*** Material supplied ***
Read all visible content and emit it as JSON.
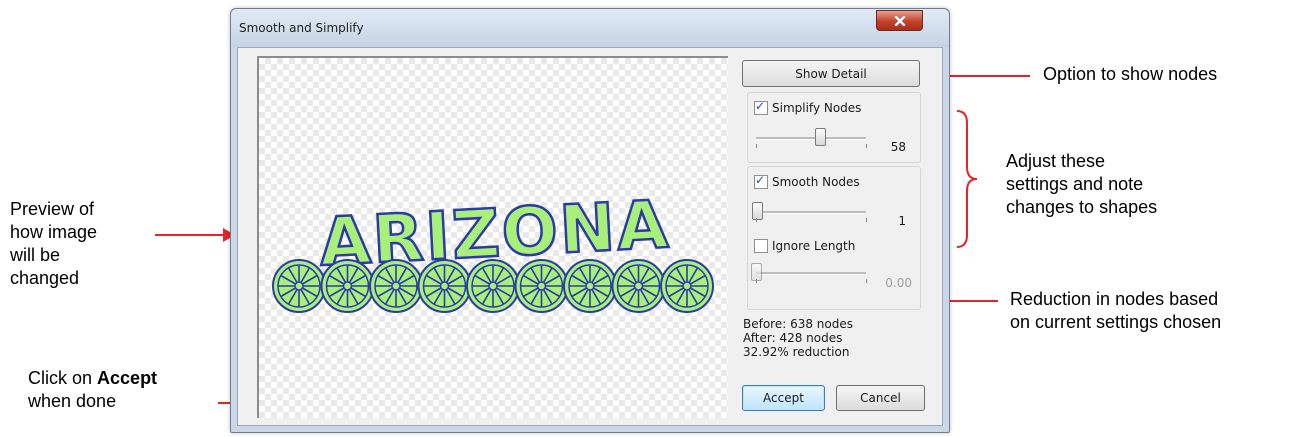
{
  "dialog": {
    "title": "Smooth and Simplify",
    "close_label": "x",
    "preview_text": "ARIZONA",
    "show_detail_label": "Show Detail",
    "simplify": {
      "label": "Simplify Nodes",
      "checked": true,
      "value": "58",
      "level": 0.58
    },
    "smooth": {
      "label": "Smooth Nodes",
      "checked": true,
      "value": "1",
      "level": 0.01
    },
    "ignore_length": {
      "label": "Ignore Length",
      "checked": false,
      "value": "0.00",
      "level": 0.0
    },
    "stats": {
      "before": "Before: 638 nodes",
      "after": "After: 428 nodes",
      "reduction": "32.92% reduction"
    },
    "accept_label": "Accept",
    "cancel_label": "Cancel"
  },
  "annotations": {
    "show_nodes": "Option to show nodes",
    "adjust": "Adjust these\nsettings and note\nchanges to shapes",
    "preview": "Preview of\nhow image\nwill be\nchanged",
    "reduction": "Reduction in nodes based\non current settings chosen",
    "click_on": "Click on ",
    "accept_word": "Accept",
    "when_done": "when done"
  },
  "colors": {
    "arrow": "#e3242b",
    "shape_fill": "#a8f07a",
    "shape_stroke": "#2c3aa8"
  }
}
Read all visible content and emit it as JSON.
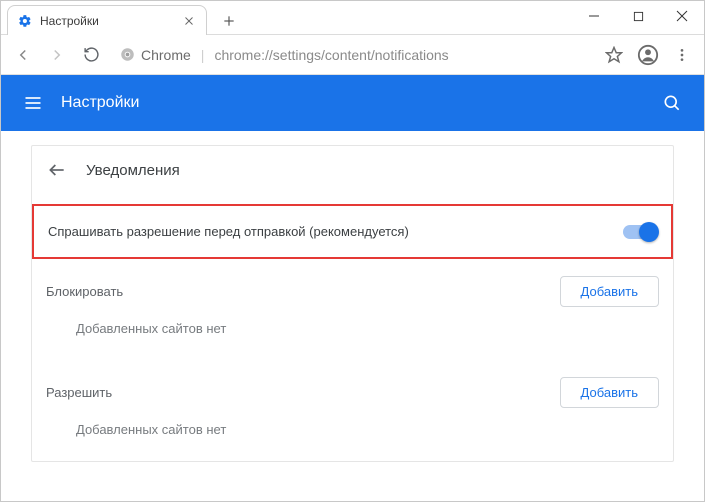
{
  "window": {
    "tab_title": "Настройки"
  },
  "toolbar": {
    "chrome_label": "Chrome",
    "url_path": "chrome://settings/content/notifications"
  },
  "header": {
    "title": "Настройки"
  },
  "page": {
    "back_label": "Уведомления",
    "toggle_label": "Спрашивать разрешение перед отправкой (рекомендуется)",
    "toggle_on": true,
    "sections": [
      {
        "title": "Блокировать",
        "add_label": "Добавить",
        "empty_msg": "Добавленных сайтов нет"
      },
      {
        "title": "Разрешить",
        "add_label": "Добавить",
        "empty_msg": "Добавленных сайтов нет"
      }
    ]
  }
}
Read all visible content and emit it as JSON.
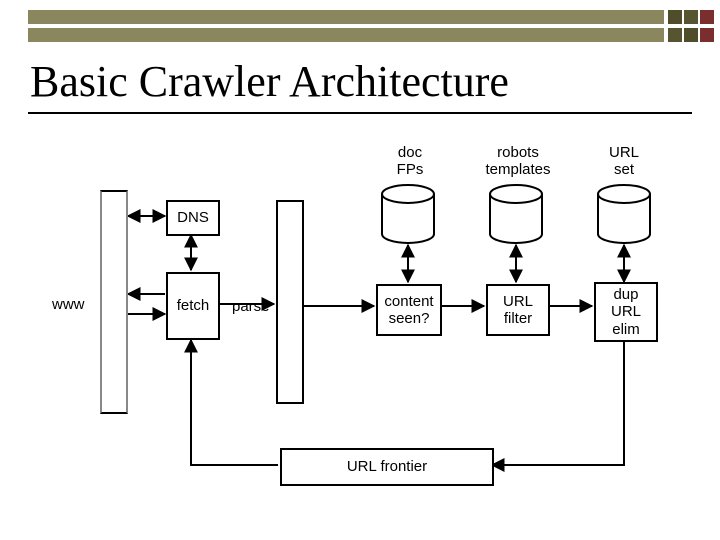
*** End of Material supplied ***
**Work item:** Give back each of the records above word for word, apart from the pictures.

**Task result:**
Read all visible content and emit it as JSON.
{
  "dialog": {
    "title": "Smooth and Simplify",
    "close_label": "x",
    "preview_text": "ARIZONA",
    "show_detail_label": "Show Detail",
    "simplify": {
      "label": "Simplify Nodes",
      "checked": true,
      "value": "58",
      "level": 0.58
    },
    "smooth": {
      "label": "Smooth Nodes",
      "checked": true,
      "value": "1",
      "level": 0.01
    },
    "ignore_length": {
      "label": "Ignore Length",
      "checked": false,
      "value": "0.00",
      "level": 0.0
    },
    "stats": {
      "before": "Before: 638 nodes",
      "after": "After: 428 nodes",
      "reduction": "32.92% reduction"
    },
    "accept_label": "Accept",
    "cancel_label": "Cancel"
  },
  "annotations": {
    "show_nodes": "Option to show nodes",
    "adjust": "Adjust these\nsettings and note\nchanges to shapes",
    "preview": "Preview of\nhow image\nwill be\nchanged",
    "reduction": "Reduction in nodes based\non current settings chosen",
    "click_on": "Click on ",
    "accept_word": "Accept",
    "when_done": "when done"
  },
  "colors": {
    "arrow": "#e3242b",
    "shape_fill": "#a8f07a",
    "shape_stroke": "#2c3aa8"
  }
}
Read all visible content and emit it as JSON.
{
  "window": {
    "tab_title": "Настройки"
  },
  "toolbar": {
    "chrome_label": "Chrome",
    "url_path": "chrome://settings/content/notifications"
  },
  "header": {
    "title": "Настройки"
  },
  "page": {
    "back_label": "Уведомления",
    "toggle_label": "Спрашивать разрешение перед отправкой (рекомендуется)",
    "toggle_on": true,
    "sections": [
      {
        "title": "Блокировать",
        "add_label": "Добавить",
        "empty_msg": "Добавленных сайтов нет"
      },
      {
        "title": "Разрешить",
        "add_label": "Добавить",
        "empty_msg": "Добавленных сайтов нет"
      }
    ]
  }
}
Read all visible content and emit it as JSON.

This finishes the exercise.